Yet if opinion polls keep going the way they are, in two years time Australia will have a prime minister totally committed to identity politics. Capturing the larger identity groups by taking their side and talking their language has emerged as one of Bill Shorten’s major strategies to defeat the Turnbull government. Shorten rarely misses an opportunity to display his credentials to members of these groups.

In February, in a parliamentary speech about the Closing the Gap Program which measures the outcomes from the $30 billion a year now spent on Aboriginal people, Shorten said, with a straight face, “It’s time for truth-telling.” He then went on to enshrine in Hansard two of the most notorious myths about the treatment of Aboriginal people in early colonial times: “We poisoned the waterholes; we distributed blankets infected with diseases we knew would kill.”

Both tales are historical fictions. …

The evil of identity politics summed up:

Identity politics needs to be seen as the antithesis of democratic politics. Each identity group is taught that its members are victims of the wider society’s intolerance, and so separate rights and expensive special treatments are their cures.

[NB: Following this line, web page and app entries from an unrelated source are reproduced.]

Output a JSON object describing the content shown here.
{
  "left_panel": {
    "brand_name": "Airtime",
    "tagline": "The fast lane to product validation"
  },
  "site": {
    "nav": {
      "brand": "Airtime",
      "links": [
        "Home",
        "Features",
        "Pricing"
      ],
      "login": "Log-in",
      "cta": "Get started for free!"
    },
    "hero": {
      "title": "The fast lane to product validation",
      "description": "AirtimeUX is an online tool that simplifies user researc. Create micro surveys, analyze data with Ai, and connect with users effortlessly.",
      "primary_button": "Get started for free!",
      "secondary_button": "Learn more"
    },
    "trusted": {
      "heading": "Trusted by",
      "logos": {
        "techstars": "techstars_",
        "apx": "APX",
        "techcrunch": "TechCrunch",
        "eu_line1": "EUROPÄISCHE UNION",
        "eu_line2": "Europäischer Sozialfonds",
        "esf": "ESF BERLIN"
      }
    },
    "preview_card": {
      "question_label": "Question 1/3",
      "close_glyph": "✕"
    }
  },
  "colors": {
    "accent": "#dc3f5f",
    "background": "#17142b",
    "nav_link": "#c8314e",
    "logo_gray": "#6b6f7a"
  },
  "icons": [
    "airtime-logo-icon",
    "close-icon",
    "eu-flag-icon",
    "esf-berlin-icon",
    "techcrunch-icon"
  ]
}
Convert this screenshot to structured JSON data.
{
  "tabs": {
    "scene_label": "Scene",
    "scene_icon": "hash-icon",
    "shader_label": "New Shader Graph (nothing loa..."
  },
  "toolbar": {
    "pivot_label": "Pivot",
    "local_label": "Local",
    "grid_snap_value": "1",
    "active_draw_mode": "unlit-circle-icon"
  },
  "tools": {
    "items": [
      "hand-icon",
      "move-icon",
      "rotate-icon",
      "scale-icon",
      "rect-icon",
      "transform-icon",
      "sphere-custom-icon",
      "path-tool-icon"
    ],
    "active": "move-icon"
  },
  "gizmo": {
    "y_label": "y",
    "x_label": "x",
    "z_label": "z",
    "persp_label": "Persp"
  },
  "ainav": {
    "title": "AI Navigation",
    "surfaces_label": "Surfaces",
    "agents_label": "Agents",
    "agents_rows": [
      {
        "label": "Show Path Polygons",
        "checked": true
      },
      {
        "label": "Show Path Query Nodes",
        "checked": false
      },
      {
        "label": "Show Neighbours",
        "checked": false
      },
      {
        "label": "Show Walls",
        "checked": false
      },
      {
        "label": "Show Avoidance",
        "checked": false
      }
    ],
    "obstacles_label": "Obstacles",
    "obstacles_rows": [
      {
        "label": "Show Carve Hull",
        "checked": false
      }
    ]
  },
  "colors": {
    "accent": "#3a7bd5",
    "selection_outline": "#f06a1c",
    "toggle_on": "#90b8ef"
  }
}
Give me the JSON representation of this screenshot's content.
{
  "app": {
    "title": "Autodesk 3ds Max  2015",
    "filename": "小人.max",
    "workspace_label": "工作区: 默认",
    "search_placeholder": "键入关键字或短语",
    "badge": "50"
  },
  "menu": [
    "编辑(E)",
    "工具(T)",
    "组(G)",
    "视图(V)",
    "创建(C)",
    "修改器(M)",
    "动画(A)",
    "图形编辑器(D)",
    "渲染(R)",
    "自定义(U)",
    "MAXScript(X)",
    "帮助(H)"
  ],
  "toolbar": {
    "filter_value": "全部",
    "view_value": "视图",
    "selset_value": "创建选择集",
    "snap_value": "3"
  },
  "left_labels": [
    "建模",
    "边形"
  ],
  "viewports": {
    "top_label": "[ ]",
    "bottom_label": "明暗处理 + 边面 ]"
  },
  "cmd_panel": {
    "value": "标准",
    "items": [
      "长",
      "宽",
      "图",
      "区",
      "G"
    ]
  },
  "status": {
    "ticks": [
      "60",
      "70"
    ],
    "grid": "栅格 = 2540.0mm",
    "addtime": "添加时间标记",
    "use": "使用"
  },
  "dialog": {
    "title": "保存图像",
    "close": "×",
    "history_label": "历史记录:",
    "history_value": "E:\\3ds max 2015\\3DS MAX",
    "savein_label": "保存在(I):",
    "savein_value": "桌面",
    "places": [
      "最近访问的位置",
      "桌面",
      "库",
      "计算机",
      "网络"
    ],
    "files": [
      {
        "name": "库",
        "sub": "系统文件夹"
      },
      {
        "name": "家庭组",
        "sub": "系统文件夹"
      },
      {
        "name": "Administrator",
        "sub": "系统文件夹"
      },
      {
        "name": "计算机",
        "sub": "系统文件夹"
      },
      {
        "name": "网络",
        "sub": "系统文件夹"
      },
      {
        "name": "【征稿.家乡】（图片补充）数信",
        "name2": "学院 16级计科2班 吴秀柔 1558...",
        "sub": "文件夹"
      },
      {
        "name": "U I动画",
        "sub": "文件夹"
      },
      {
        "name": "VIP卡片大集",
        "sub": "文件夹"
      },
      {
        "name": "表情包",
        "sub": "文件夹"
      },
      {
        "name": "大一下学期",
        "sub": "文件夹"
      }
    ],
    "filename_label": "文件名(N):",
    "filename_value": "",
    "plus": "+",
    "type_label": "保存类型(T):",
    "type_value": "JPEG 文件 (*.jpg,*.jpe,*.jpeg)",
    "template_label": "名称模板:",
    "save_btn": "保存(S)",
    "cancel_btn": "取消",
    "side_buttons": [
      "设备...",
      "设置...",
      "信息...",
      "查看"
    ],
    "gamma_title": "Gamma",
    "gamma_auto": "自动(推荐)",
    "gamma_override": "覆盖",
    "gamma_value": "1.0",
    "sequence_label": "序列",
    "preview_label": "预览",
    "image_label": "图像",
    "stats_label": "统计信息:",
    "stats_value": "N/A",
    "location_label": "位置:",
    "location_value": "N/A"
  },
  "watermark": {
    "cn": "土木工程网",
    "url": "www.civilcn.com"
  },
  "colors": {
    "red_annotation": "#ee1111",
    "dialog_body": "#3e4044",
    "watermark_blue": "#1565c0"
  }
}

Identity politics is the most divisive version of relationship a nation can have with its people. Each group pursues its own aims, irrespective of their influence on the national interest. Each group has its own values, its own set of moral principles, its own version of its rights. There are no universal rights.

This is a set of views deriving from multiculturalism and cultural relativism. Its logical conclusion is that child brides, pederasty, the subjugation of women, genital mutilation, and the killing of infidels are culturally, and thus morally, sanctioned. Each culture is entitled to its own “narratives” too, and so generates its own set of historical facts that sanction its sense of victimhood.

hat-tip Stephen Neil